* _WHAT TO WORK ON_: Lines from the records below that contain the word "name" are to be copied out.

Data about app and page elements:
= = = = = = =

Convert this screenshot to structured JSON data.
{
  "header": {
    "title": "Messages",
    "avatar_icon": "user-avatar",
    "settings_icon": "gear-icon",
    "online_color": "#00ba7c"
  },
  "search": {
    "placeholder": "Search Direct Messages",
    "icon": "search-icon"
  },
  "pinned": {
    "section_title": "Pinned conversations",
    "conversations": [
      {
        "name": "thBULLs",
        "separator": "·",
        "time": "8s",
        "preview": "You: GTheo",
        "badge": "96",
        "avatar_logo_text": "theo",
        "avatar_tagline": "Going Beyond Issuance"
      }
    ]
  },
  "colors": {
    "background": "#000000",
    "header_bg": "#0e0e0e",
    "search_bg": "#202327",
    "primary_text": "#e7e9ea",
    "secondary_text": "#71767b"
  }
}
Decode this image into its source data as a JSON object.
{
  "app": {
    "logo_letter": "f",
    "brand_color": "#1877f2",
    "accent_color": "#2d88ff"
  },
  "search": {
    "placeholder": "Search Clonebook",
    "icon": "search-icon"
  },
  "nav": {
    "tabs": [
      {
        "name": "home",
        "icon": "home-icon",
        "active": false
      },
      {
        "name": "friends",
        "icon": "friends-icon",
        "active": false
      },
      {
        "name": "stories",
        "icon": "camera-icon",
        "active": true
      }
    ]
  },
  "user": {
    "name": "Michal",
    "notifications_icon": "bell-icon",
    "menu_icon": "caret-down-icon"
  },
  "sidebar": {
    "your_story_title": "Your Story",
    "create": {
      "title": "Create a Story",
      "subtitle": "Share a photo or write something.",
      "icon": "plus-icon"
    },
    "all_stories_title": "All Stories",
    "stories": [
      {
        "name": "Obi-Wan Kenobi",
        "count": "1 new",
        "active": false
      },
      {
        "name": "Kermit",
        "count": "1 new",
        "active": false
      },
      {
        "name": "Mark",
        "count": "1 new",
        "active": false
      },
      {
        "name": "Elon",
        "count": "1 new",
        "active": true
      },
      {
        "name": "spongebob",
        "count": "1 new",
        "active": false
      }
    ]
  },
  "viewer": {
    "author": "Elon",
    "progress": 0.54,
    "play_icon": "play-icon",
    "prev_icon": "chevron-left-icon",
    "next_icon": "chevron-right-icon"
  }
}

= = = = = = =

* _RESULT FOR THIS TASK_:
        "name": "thBULLs",
        "name": "home",
        "name": "friends",
        "name": "stories",
    "name": "Michal",
        "name": "Obi-Wan Kenobi",
        "name": "Kermit",
        "name": "Mark",
        "name": "Elon",
        "name": "spongebob",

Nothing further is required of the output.